Directions for this task: Return the records as they stand. No picture is to be included.

Records for this exercise:
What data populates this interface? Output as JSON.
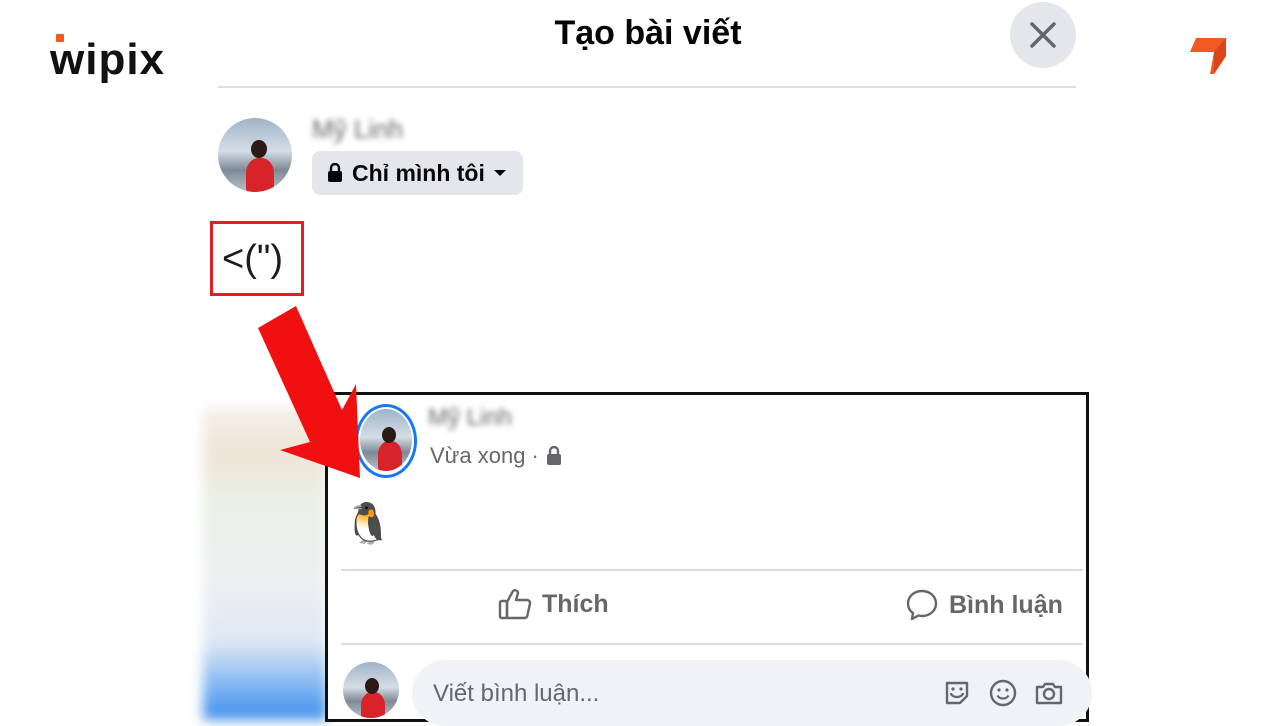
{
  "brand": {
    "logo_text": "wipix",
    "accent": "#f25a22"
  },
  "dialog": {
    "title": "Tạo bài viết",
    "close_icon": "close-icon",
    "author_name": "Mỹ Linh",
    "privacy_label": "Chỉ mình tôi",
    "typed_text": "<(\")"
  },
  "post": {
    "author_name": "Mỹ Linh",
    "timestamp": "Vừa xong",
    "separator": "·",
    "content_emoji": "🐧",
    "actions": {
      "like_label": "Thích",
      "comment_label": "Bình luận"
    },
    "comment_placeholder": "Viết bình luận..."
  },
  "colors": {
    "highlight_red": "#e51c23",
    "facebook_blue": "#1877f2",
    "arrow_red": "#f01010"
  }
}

Your solution:
What data populates this interface? Output as JSON.
{
  "brand": {
    "logo_text": "wipix",
    "accent": "#f25a22"
  },
  "dialog": {
    "title": "Tạo bài viết",
    "close_icon": "close-icon",
    "author_name": "Mỹ Linh",
    "privacy_label": "Chỉ mình tôi",
    "typed_text": "<(\")"
  },
  "post": {
    "author_name": "Mỹ Linh",
    "timestamp": "Vừa xong",
    "separator": "·",
    "content_emoji": "🐧",
    "actions": {
      "like_label": "Thích",
      "comment_label": "Bình luận"
    },
    "comment_placeholder": "Viết bình luận..."
  },
  "colors": {
    "highlight_red": "#e51c23",
    "facebook_blue": "#1877f2",
    "arrow_red": "#f01010"
  }
}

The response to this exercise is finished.